TO DO
Give back the full listing, character for character, with no pictures.

---------- MATERIALS PROVIDED ----------

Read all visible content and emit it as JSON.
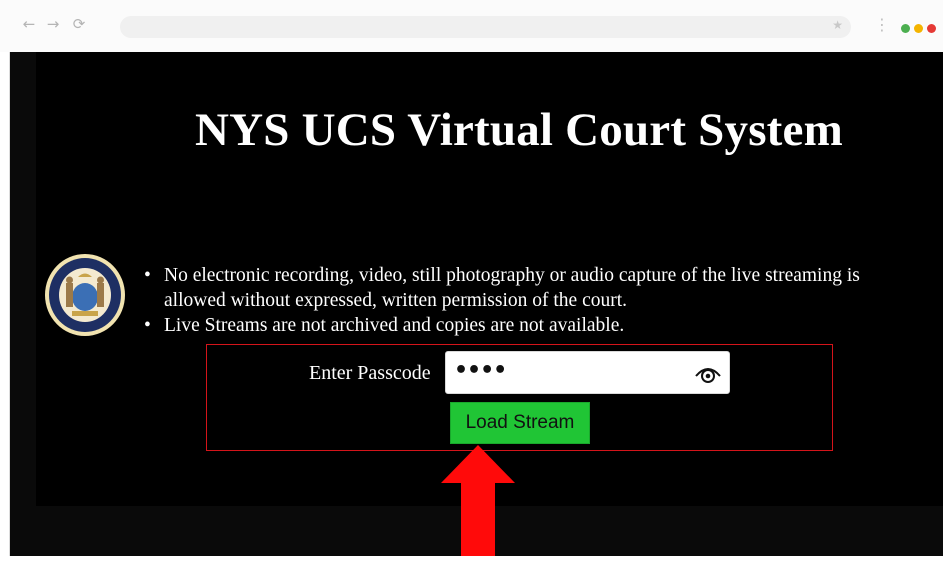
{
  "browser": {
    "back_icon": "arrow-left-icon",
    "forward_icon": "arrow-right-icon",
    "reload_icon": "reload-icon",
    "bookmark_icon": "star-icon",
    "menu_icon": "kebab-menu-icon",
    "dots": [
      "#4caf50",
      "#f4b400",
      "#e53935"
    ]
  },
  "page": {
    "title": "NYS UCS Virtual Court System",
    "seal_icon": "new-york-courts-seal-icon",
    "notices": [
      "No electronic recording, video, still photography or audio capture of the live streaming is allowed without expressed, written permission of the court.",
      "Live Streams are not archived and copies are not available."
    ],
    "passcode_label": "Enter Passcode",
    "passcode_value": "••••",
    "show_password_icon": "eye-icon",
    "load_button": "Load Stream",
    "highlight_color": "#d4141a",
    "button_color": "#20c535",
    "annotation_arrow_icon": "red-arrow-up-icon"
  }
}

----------

RESULT OF THIS TASK
Read all visible content and emit it as JSON.
{
  "browser": {
    "back_icon": "arrow-left-icon",
    "forward_icon": "arrow-right-icon",
    "reload_icon": "reload-icon",
    "bookmark_icon": "star-icon",
    "menu_icon": "kebab-menu-icon",
    "dots": [
      "#4caf50",
      "#f4b400",
      "#e53935"
    ]
  },
  "page": {
    "title": "NYS UCS Virtual Court System",
    "seal_icon": "new-york-courts-seal-icon",
    "notices": [
      "No electronic recording, video, still photography or audio capture of the live streaming is allowed without expressed, written permission of the court.",
      "Live Streams are not archived and copies are not available."
    ],
    "passcode_label": "Enter Passcode",
    "passcode_value": "••••",
    "show_password_icon": "eye-icon",
    "load_button": "Load Stream",
    "highlight_color": "#d4141a",
    "button_color": "#20c535",
    "annotation_arrow_icon": "red-arrow-up-icon"
  }
}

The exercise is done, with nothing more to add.